50/50 is a very, very good film. It deals with the subject of cancer, and those it affects, with grace and subtle humor that deftly avoids mawkish melancholy or sentimentality, allowing the audience to have a laugh at what remains one of the most evil diseases humanity faces. Rewarding characters, real situations and an emotional payoff will elicit a tear or a lump in the throat from most viewers, so be prepared: 50/50 is a terrific film in almost every regard.
What others are saying about 50/50:
Andy over at A Constant Visual Feast tried not to oversell it: “Writing a review for 50/50 presents something of a challenge to me. On one hand, I want to rave to high heavens about it; on the other, I don’t want to oversell it.”
The Guys over at 3 Guys 1 Movie enjoyed it: “50/50 is probably not going to make a ton of cash in the theaters and it’s too bad because it’s a great film. I say go see it now if only to support this kind of movie being made.”
Ruth over at Flixchatter had this to say: “I was uncertain at first just how could they make cancer funny, but the beauty is in the writing and the way writer Will Reiser and director Jonathan Levine crafted this character-driven dramedy.”

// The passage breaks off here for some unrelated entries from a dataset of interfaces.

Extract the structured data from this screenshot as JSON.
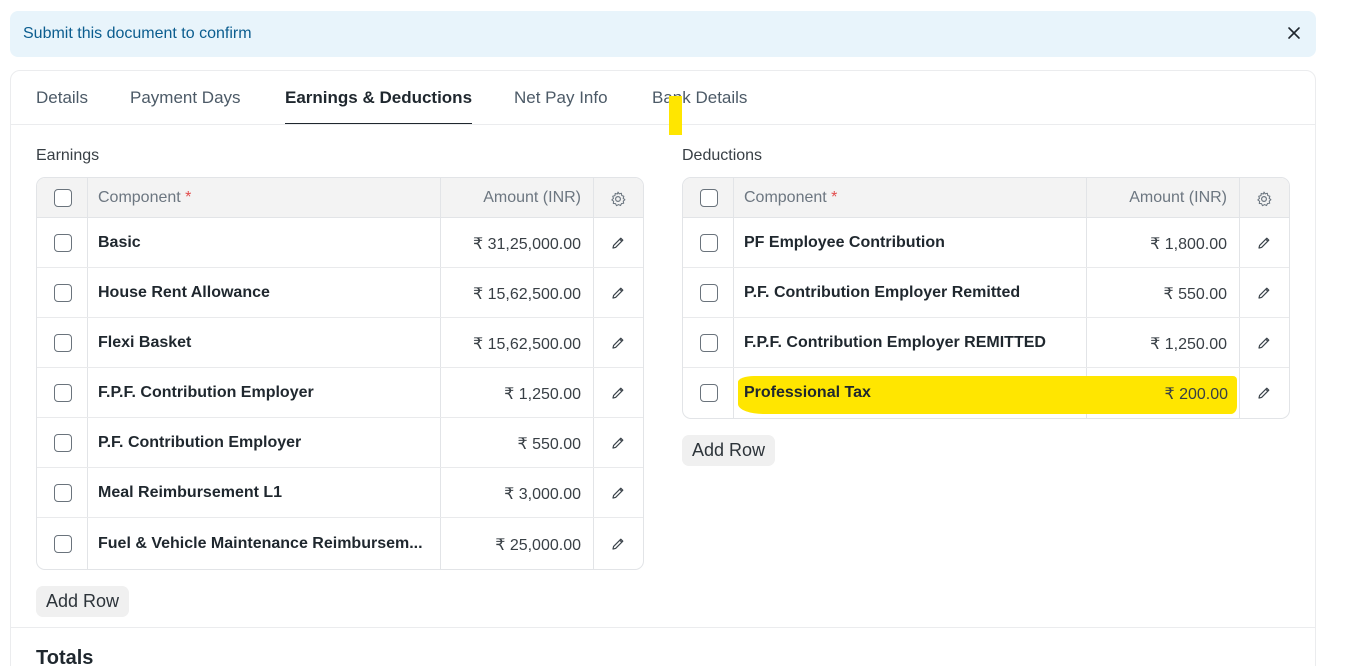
{
  "alert": {
    "message": "Submit this document to confirm",
    "close_icon": "close-icon"
  },
  "tabs": [
    {
      "label": "Details"
    },
    {
      "label": "Payment Days"
    },
    {
      "label": "Earnings & Deductions",
      "active": true
    },
    {
      "label": "Net Pay Info"
    },
    {
      "label": "Bank Details"
    }
  ],
  "earnings": {
    "label": "Earnings",
    "columns": {
      "component": "Component",
      "required_mark": "*",
      "amount": "Amount (INR)"
    },
    "rows": [
      {
        "component": "Basic",
        "amount": "₹ 31,25,000.00"
      },
      {
        "component": "House Rent Allowance",
        "amount": "₹ 15,62,500.00"
      },
      {
        "component": "Flexi Basket",
        "amount": "₹ 15,62,500.00"
      },
      {
        "component": "F.P.F. Contribution Employer",
        "amount": "₹ 1,250.00"
      },
      {
        "component": "P.F. Contribution Employer",
        "amount": "₹ 550.00"
      },
      {
        "component": "Meal Reimbursement L1",
        "amount": "₹ 3,000.00"
      },
      {
        "component": "Fuel & Vehicle Maintenance Reimbursem...",
        "amount": "₹ 25,000.00"
      }
    ],
    "add_row_label": "Add Row"
  },
  "deductions": {
    "label": "Deductions",
    "columns": {
      "component": "Component",
      "required_mark": "*",
      "amount": "Amount (INR)"
    },
    "rows": [
      {
        "component": "PF Employee Contribution",
        "amount": "₹ 1,800.00"
      },
      {
        "component": "P.F. Contribution Employer Remitted",
        "amount": "₹ 550.00"
      },
      {
        "component": "F.P.F. Contribution Employer REMITTED",
        "amount": "₹ 1,250.00"
      },
      {
        "component": "Professional Tax",
        "amount": "₹ 200.00"
      }
    ],
    "add_row_label": "Add Row"
  },
  "totals": {
    "label": "Totals"
  },
  "colors": {
    "highlight": "#ffe600",
    "alert_bg": "#e8f4fb",
    "alert_text": "#0b5d8f",
    "required": "#e24c4c"
  }
}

Jess over at Velvet Cafe had a few issues with it: “What did I make of it? Well, admittedly there were elements I didn’t like all that much. Did the girl friend need to be THAT shallow? Did the psychiatrist need to look like a young cheerleader? How believable was that? Did his friend have to be completely obsessed with getting chicks and getting laid? It got a bit tiresome. On the whole I liked it well enough, but it didn’t break into my top 10 list of 2011, which I kind of had expected it to do considering the topic. “
Max at Impassioned Cinema enjoyed it: “While a film about cancer doesn’t sound like the best night out, 50/50 has enough heart to make it well worth the time.”
Stevee at Cinematic Paradox loved it: “Through all of these people, we see just how one person can affect several others, and discover what they’re really like. It’s situations like these that magnify the people around you, and what they’re really like deep down. What these people don’t do, though, is become caricatures with heavy-handed intentions to show exaggerated melodrama.”
Aiden at Cut The Crap thought it was awesome: “Cancer. Always knew it was this emotional, never knew it could be this funny.”
Dan The Man thought it was pretty great as well: “Cancer and comedy may be a hard subject to make watchable, but 50/50 does that perfectly.”
Scott over at Front Room Cinema was entranced by it: “The script is absolutely perfect, the dialogue is snappy and with enough wit to reel you in and get you completely invested in all of the characters. The awkwardness of Adam’s friends and family is shown brilliantly, they have to try to find the right things to say to keep Adam positive, all the time dealing with their own emotions and sadness at their loved ones illness.”
What did you think of 50/50? Have you even seen it, and if not, why not? Let us know in the comments below!!